**YOUR OBJECTIVE**
Identify and copy all lines of the material where the string "Titre" is found.
--------------------------------------------------
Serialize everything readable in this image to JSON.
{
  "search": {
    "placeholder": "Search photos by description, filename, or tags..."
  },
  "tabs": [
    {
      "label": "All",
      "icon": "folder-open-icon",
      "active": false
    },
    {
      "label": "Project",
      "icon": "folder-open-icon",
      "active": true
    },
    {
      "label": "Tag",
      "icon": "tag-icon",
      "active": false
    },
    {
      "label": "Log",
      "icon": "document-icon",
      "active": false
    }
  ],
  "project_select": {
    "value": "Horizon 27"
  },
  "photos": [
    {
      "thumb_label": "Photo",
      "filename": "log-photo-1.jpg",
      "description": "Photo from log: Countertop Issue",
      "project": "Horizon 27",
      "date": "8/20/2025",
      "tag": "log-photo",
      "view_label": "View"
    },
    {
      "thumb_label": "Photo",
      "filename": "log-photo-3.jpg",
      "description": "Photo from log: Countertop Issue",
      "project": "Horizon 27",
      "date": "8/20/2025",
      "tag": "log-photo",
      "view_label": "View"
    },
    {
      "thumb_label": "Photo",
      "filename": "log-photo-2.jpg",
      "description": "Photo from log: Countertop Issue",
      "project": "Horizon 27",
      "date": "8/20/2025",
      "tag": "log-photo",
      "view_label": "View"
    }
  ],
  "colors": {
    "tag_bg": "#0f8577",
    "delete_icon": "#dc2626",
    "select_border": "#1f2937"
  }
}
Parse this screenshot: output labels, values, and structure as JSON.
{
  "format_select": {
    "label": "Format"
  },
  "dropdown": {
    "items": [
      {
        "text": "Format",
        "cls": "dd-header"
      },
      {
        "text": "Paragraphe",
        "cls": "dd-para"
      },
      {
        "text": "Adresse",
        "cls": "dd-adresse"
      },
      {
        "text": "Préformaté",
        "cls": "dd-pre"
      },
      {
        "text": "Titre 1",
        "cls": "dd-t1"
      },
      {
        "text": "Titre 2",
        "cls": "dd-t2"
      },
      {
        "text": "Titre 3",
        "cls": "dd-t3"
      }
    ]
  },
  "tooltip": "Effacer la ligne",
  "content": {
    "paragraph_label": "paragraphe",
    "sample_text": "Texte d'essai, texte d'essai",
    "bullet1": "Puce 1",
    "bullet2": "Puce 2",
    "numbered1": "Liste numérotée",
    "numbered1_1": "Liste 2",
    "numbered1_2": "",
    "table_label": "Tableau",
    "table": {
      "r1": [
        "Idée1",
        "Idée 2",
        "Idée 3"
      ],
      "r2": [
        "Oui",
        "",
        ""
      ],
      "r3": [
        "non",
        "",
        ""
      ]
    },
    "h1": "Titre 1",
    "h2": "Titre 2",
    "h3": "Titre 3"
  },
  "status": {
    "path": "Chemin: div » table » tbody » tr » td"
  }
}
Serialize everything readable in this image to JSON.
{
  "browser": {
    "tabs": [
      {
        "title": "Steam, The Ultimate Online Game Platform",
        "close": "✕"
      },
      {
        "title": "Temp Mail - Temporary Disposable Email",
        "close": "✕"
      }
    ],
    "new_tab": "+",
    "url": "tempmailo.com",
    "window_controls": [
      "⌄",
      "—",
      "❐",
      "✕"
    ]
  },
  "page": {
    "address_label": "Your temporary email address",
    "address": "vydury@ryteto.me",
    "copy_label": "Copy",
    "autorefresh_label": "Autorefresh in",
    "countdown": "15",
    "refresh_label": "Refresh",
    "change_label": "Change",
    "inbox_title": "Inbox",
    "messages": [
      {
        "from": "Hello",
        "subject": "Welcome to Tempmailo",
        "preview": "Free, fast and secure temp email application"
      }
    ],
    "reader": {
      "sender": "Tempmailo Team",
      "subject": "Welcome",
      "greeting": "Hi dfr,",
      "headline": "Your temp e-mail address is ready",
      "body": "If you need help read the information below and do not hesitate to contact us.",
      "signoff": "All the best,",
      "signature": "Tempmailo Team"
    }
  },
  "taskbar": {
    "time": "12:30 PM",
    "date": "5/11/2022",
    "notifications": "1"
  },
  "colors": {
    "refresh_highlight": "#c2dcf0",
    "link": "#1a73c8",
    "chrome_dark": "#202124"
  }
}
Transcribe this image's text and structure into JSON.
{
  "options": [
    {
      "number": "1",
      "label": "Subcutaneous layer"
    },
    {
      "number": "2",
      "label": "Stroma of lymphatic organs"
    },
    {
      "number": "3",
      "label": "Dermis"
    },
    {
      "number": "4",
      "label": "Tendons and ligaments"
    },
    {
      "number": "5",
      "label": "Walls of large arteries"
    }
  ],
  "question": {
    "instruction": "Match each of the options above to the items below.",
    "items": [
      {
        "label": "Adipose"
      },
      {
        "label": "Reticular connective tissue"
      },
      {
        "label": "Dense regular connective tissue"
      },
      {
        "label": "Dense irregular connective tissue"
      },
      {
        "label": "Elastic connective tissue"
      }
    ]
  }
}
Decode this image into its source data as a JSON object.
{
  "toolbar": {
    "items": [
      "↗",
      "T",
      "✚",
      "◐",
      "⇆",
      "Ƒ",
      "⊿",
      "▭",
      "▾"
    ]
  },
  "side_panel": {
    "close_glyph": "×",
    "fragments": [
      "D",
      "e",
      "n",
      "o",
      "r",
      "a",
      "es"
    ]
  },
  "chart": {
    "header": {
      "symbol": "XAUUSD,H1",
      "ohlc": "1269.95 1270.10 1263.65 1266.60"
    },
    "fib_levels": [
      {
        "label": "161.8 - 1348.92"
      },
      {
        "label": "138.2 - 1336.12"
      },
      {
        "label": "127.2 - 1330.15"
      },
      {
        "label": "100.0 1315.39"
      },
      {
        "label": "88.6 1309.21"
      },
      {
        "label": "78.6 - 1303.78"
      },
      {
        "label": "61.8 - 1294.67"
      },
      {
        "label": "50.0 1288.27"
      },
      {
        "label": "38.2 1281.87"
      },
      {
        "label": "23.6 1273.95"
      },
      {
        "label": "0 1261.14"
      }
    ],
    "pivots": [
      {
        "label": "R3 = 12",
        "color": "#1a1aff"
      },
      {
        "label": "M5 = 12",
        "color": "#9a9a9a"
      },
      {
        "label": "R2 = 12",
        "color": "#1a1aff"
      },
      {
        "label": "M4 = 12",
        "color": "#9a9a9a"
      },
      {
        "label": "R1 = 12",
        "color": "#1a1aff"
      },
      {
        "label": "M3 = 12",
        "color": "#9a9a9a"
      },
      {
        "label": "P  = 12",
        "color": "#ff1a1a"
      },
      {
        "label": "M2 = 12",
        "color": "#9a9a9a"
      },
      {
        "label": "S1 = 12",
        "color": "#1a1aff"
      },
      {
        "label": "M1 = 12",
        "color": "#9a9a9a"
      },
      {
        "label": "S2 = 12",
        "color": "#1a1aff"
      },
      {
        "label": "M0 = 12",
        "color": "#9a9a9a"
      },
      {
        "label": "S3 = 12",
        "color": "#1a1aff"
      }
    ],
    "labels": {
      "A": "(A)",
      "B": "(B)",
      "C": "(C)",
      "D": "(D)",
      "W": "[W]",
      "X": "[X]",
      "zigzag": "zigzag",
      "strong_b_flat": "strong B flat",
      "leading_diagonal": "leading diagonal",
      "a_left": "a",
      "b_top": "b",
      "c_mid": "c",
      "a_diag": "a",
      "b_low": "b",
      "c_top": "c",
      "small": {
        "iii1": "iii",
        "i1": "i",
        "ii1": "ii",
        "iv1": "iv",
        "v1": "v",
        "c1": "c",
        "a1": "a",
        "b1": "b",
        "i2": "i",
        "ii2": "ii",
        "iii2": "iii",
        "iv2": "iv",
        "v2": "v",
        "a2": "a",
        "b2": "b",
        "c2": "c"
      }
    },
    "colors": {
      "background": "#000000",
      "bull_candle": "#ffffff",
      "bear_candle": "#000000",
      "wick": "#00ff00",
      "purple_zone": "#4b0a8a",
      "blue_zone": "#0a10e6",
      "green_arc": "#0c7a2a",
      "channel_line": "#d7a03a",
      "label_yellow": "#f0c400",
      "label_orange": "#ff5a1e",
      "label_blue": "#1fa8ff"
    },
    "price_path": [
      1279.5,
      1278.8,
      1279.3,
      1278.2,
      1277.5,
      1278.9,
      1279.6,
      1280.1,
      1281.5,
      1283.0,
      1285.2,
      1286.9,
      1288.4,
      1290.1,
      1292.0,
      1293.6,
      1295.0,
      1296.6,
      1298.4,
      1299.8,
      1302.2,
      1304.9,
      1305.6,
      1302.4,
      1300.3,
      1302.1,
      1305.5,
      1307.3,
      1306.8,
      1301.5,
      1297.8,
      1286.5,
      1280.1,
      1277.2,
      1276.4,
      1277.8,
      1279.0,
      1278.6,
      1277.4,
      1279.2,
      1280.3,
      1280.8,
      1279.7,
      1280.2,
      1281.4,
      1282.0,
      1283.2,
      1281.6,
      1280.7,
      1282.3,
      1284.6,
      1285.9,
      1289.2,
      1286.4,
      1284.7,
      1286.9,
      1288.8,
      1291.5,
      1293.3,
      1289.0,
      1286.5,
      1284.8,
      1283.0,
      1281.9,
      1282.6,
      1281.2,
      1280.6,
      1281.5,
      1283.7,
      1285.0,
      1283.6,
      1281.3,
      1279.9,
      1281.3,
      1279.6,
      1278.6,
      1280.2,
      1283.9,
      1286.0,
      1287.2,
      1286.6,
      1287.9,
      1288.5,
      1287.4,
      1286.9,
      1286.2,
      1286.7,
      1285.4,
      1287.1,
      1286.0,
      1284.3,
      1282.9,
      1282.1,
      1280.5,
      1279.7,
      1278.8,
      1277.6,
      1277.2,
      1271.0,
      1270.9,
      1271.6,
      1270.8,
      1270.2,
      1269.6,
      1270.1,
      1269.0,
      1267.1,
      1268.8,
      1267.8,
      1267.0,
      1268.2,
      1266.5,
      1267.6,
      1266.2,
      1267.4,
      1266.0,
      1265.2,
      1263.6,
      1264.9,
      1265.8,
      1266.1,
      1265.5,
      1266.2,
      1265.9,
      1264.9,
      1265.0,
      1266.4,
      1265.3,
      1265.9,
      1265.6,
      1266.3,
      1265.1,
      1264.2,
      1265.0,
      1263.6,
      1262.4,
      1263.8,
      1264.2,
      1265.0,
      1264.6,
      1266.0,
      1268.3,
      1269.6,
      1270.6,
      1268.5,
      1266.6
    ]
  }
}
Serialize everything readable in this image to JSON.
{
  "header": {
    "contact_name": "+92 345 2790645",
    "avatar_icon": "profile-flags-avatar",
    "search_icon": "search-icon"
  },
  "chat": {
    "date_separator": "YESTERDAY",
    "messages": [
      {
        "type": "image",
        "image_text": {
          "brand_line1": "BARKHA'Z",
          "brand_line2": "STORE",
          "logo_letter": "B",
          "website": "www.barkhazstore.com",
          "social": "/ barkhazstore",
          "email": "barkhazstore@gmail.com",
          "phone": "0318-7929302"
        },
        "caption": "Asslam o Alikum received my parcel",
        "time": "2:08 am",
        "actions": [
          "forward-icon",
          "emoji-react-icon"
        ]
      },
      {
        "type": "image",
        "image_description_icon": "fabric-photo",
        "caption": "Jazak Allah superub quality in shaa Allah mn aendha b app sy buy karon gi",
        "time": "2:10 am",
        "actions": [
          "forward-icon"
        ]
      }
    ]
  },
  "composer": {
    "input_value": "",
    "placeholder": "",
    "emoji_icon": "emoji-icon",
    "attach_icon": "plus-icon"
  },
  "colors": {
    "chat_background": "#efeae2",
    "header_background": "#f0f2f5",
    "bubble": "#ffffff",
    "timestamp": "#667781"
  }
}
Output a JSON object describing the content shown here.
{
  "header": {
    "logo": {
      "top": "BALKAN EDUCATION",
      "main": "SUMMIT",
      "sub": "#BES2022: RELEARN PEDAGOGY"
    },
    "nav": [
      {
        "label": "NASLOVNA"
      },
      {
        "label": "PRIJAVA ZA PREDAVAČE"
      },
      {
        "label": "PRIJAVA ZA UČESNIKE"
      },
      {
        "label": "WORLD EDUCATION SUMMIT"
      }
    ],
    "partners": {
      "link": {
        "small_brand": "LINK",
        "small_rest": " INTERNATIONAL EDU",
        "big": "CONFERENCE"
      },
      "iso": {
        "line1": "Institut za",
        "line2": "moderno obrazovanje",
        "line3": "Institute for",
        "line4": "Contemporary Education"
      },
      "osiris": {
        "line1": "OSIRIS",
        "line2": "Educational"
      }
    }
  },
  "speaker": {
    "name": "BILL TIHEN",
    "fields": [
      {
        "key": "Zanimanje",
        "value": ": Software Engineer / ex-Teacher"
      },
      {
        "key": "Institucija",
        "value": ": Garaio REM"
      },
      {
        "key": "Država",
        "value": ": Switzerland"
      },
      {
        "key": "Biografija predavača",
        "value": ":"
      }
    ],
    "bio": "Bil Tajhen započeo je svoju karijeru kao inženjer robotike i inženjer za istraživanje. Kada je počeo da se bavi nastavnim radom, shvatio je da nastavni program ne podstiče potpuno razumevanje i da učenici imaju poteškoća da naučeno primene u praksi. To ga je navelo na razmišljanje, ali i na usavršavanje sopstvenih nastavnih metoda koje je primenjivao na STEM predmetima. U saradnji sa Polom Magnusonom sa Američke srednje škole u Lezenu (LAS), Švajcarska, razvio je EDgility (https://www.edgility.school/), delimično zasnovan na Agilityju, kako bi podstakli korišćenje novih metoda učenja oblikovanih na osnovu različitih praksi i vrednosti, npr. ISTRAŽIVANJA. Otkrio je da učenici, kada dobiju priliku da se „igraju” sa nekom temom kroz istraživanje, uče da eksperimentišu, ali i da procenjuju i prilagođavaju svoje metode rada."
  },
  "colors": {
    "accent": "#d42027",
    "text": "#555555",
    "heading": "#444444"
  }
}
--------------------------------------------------
**ANSWER FOR THE TASK**
        "text": "Titre 1",
        "text": "Titre 2",
        "text": "Titre 3",
    "h1": "Titre 1",
    "h2": "Titre 2",
    "h3": "Titre 3"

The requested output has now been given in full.